When the 7 is in balance, we are elevated, happy, curious, philosophical, sensitive, a “solitary spiritualist” and we lean a lot (or we should) on our inner voice, our inner knowing. When the 7 is out of balance, we can feel lonely, reclusive, aloof, hypersensitive (I AM NOT!), fear scarcity, confused, find fault and demonstrate a lack of boundaries both emotional and physical. The bottom line is that we need a lot of alone time. This was something I wasn’t sure I was allowed to express as a need for myself because I’m a fairly gregarious and social person, but man, when I saw that I was WAHOOO! All you suckas git lawst! I need some alone time! Holla!!
I’ve just recently taken out my books from training. I went to the beach for five days after I returned from the retreat and so I’m just getting back into “normal” here at the house. Just having this time alone to do some writing has been nice. I really haven’t had much alone time at all, actually.
Yogi Bhajan, who to me looks like a movie star in the photo below had five sutras (statements / aphorisms) for the Aquarian Age. One of them is applying right now: “When the time is on you, start and the pressure will be off.”
So here I am, starting and deciding to write.
Ok, ok, here are the other four:
Recognize that the other person is you. (Reminds me of that phrase, “when you point the finger at someone else, you’ve got three other fingers (yours) pointing back at you.”)
There is a way through every block. (Notice he didn’t say around every block… yuk yuk a*hem.)
Understand through compassion or you will misunderstand the times. (I got nothing.)
Vibrate the Cosmos, Cosmos shall clear the path.
Heck yeah. Ask me about the Soul Retrieval. No, wait, don’t ask. Just ask me where $100 went in less than five minutes. I’ll tell you, it went on a ride on a train through the desert. (I told you not to ask… I’ll explain in a later post. I promise, Marn.)
So no, I haven’t changed in a cellular way; my yoga retreat sisters would likely agree that none of us has changed cellularly; but we have changed in an energetic way and my manner of thinking and old patterns of reactivity and blame and fear are almost things of the past. Now it seems it’s like logistics are the stepping stones.
But embracing the woo-woo isn’t new to me.
Y’see, I was already On That Bus before I left. I was someone who believed in the things that were unseen more than the things that are seen. I learned on the retreat that it’s likely because I’m left-handed that I’ve already got some of that thinking in the bag. We right-brainers tend to be more creative and as long as we’re not suppressing it, we can easily relate to other people on an energetic level. We can let things slide because we know: it’s not real. Whether it’s an intuitive realization or simply because we are geniuses, we left-handed people have a different sense of the world.

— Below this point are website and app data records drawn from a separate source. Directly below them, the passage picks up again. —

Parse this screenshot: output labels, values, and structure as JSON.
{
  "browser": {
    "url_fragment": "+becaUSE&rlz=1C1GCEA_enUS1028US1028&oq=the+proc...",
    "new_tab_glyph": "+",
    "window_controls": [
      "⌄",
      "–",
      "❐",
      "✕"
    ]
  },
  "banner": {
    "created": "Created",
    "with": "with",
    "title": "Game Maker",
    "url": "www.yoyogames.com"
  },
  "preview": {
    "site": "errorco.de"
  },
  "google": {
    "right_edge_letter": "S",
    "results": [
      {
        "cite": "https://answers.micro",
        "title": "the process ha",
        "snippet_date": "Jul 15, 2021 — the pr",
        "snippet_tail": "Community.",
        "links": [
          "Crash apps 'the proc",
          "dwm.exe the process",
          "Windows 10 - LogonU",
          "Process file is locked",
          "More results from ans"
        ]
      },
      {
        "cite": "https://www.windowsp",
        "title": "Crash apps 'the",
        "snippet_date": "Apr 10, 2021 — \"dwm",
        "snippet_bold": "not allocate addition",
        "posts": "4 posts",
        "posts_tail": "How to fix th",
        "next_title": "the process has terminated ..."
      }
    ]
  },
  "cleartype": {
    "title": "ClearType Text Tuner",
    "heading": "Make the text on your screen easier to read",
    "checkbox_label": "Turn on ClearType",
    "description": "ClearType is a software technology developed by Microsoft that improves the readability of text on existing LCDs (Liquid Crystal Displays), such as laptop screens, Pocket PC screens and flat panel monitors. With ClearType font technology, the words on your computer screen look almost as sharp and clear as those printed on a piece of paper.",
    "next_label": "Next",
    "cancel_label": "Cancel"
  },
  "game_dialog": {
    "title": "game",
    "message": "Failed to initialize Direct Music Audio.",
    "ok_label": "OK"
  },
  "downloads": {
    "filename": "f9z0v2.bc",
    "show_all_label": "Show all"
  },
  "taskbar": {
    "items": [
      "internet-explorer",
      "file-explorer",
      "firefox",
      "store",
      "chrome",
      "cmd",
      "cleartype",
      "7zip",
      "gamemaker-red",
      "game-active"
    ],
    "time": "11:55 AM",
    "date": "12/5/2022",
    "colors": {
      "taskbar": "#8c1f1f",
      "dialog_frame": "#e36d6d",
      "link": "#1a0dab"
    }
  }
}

As I said earlier, there were 13 original students on the retreat. I’m not taking away from the four awesome peeps who joined us later because they are cool too, but the 13 of us altered each others’ menstrual cycles (someone foolishly suggested that it takes a month to do that, well we yoginis can get that shit done in two weeks, holla!), we shed tears with and for one another, we held hands, we held hugs for more than six seconds, we chanted, we punched the air, we pounded our fists, we asked a ton of questions, we disagreed, we snarled a little, and we grew a lot. We drank and showered in fart water — that has to count for something, right?! — and we really miss each other. I never belonged to a sorority in college. I commuted to college. So this is my first sorority and I can tell you this without a doubt: I’m glad I waited to join this one.
Some of us are having an easier time than others re-entering the Earth you inhabit. I can tell you that going to the beach for a week with my cousin and kids helped a lot. I miss the mountains though. I’ll post again soon, mostly pictures about the days there. I would go back in a heart beat… but only with those soul sisters. It wouldn’t be the same without them.